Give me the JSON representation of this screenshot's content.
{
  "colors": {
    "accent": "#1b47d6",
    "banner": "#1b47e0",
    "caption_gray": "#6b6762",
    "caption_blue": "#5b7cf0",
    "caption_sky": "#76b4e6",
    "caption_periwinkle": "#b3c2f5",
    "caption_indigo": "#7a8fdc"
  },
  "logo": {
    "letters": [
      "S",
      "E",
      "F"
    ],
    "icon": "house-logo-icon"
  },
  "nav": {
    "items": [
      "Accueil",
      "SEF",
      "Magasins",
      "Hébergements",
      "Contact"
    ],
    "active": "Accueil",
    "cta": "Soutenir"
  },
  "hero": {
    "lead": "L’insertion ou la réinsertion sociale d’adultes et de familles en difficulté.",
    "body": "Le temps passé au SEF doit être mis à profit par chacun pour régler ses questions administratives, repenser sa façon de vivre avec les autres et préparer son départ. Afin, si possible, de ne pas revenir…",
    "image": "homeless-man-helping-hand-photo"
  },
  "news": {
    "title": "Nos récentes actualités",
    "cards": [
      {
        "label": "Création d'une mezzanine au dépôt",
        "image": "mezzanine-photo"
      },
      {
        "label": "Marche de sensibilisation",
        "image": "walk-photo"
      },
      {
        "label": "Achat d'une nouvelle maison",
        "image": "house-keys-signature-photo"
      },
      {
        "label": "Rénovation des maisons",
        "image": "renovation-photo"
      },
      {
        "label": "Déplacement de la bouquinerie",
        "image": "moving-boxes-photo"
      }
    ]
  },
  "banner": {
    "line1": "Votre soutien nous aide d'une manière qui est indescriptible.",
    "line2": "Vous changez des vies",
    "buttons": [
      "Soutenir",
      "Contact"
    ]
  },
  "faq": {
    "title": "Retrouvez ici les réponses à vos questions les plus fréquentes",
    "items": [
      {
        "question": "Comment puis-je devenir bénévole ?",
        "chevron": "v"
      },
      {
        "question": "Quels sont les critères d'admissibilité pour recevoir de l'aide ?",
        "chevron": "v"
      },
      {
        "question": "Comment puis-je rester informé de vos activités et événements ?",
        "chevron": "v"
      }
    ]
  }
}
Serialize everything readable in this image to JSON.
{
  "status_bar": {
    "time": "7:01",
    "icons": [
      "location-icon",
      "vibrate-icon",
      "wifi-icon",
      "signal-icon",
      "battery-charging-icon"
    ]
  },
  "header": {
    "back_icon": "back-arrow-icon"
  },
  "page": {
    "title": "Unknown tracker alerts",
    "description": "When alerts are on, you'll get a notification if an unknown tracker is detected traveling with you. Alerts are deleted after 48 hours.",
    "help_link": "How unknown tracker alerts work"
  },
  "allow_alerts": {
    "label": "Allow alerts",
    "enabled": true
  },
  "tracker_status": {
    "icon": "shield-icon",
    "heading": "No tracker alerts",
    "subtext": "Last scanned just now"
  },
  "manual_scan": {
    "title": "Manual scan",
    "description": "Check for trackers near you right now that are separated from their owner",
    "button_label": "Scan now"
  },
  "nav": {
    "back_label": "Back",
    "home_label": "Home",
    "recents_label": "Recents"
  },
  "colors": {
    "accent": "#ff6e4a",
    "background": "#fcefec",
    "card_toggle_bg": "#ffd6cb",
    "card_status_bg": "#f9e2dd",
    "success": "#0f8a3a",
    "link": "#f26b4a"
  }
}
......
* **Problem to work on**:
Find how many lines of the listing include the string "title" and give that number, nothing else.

* **Response to the task**:
4